One may initially think, “so what? Another map of London?”

However the story behind this seemingly unremarkable occurrence shows it is rather more than that…

The Ordnance Survey Landrangers at 1:50,000 scale, often referred to as the pink maps (unsurprisingly, due to their distinctive pink covers), have provided the definitive coverage of Great Britain since the 1970s. It’s probably true that a vast proportion of UK households contain one Landranger, somewhere on a shelf or in a rucksack.

These are derived from a seamless digital map of Great Britain that is chopped into manageable 40km x 40km chunks and printed on a series of large sheets – 204, to be exact.

The problem with chopping the country up in this way is that there are going to be towns or cities that fall across a join. Norwich, Swansea, Sheffield and Ordnance Survey’s home city of Southampton all suffer from this problem to some degree. But nowhere suffers as badly as London.

The capital is split across two Landrangers, 176 (West London) and 177 (East London) with a considerable overlap. It’s not known why this seemingly odd decision was taken; but once made, Ordnance Survey did not re-adjust the coverage, despite the fact that the whole of London more or less up to the M25 can be accommodated on one Landranger-size sheet.

This is the problem that Cassini has solved with its new London map using Ordnance Survey 1:50,000 mapping data.

“This problem struck us when we preparing our boxed set of historical Ordnance Survey maps of London in 2007,” Cassini’s Cartographic Director James Anderson recalls. “We’d already spent three years scanning and combining historical maps to match the Landranger sheets and people had to buy twice as many maps as they really needed to cover the whole of London. So, we decided to create a set of historical maps centred on Charing Cross.”

Five such maps of the city having been created, the logical step was to produce a matching present-day one. “Unfortunately,” Anderson recalls, “Ordnance Survey’s licensing policy at that time prohibited anything other than one-off reproduction of this data at larger than A3 size. Somewhat to our surprise, and much to our disappointment, we were therefore unable to proceed. We were convinced there was a demand for this, both as a stand-alone and as part of our London map set; but, as matters stood, nobody but Ordnance Survey could satisfy it.  We can’t deny it was frustrating – rather like publishing a book but with the last chapter missing.”

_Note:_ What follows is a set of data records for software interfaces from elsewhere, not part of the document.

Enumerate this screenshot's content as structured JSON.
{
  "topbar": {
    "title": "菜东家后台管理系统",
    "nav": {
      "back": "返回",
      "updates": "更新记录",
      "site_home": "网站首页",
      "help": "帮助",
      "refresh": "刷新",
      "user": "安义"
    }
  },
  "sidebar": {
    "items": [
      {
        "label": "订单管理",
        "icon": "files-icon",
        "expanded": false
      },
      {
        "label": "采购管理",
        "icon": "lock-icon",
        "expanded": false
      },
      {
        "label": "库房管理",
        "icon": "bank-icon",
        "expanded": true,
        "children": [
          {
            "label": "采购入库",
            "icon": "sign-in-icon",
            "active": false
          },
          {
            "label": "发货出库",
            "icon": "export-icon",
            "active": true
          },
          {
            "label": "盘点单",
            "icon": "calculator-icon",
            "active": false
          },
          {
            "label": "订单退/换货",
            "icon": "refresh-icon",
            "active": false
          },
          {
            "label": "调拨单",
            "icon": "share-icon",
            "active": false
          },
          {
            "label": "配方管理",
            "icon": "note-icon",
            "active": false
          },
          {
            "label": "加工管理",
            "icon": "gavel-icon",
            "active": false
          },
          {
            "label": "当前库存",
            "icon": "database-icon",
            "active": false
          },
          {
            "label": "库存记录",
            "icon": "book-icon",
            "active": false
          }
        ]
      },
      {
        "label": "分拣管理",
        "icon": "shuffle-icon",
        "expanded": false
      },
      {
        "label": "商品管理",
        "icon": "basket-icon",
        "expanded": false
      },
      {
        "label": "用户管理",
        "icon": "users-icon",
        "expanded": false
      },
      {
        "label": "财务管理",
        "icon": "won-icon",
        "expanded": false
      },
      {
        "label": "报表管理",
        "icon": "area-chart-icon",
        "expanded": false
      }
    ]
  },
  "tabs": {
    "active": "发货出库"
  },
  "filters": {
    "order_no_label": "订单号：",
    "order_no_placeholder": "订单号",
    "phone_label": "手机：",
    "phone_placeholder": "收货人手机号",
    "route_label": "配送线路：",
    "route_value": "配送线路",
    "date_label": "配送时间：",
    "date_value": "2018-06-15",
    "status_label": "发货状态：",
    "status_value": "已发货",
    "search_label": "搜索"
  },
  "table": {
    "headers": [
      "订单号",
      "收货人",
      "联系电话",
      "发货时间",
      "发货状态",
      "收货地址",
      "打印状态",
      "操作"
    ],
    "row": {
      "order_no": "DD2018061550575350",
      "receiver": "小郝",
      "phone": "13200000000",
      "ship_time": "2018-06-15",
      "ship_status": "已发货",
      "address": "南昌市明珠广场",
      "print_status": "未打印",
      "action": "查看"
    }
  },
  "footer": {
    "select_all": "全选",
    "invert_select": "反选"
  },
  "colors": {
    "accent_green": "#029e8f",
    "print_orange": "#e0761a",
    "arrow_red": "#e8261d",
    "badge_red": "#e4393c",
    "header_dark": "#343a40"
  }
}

The following years witnessed ever-intensifying discussions between Ordnance Survey, the government, the OFT and various other interested parties to bring these licensing regulations into line with current attitudes and regulations concerning freedom of information, competition and third-party access to public data.

Between April 2010 and May 2011, various far-reaching licensing relaxations were finally announced. One of the many changes was to the 1:50,000 mapping, which could now be produced by other publishers in formats that Ordnance Survey had previously been unwilling to provide.

For the first time since the inception of the Landranger series in the 1970s, a new full-sized sheet map at 1:50,000 was born. The whole city is now available, at a glance and on one sheet – and using the most up-to-date version of the familiar, authoritative Ordnance Survey mapping that has been part of the national consciousness for nearly four decades.

The map has an RRP of £6.99 (zero-rated for VAT) is available from a wide range of retail outlets and on-line at

ISBN: 9781847368195


About Cassini

Cassini Publishing Ltd (Cassini Maps), provides high quality reproductions of Ordnance Survey historical mapping. The company was formed in 2006 with the aim of scanning, preserving and providing web and print access to the UKs national heritage of historical mapping.

As well as producing printed maps that match modern day OS maps for easy comparison (never previously attempted), Cassini  provides immediate downloads and prints of many different types of historical OS mapping using Cassini ‘Mapmaker’, an on-line browse-and-search service that allows users to identify easily their area of interest on a historical map – a vital tool for genealogists, researchers and anyone with an interest in the history of their local surroundings.

Cassini Publishing Ltd is based in London and Berkshire and can be contacted via, or via e-mail on or on 0845 230 0952.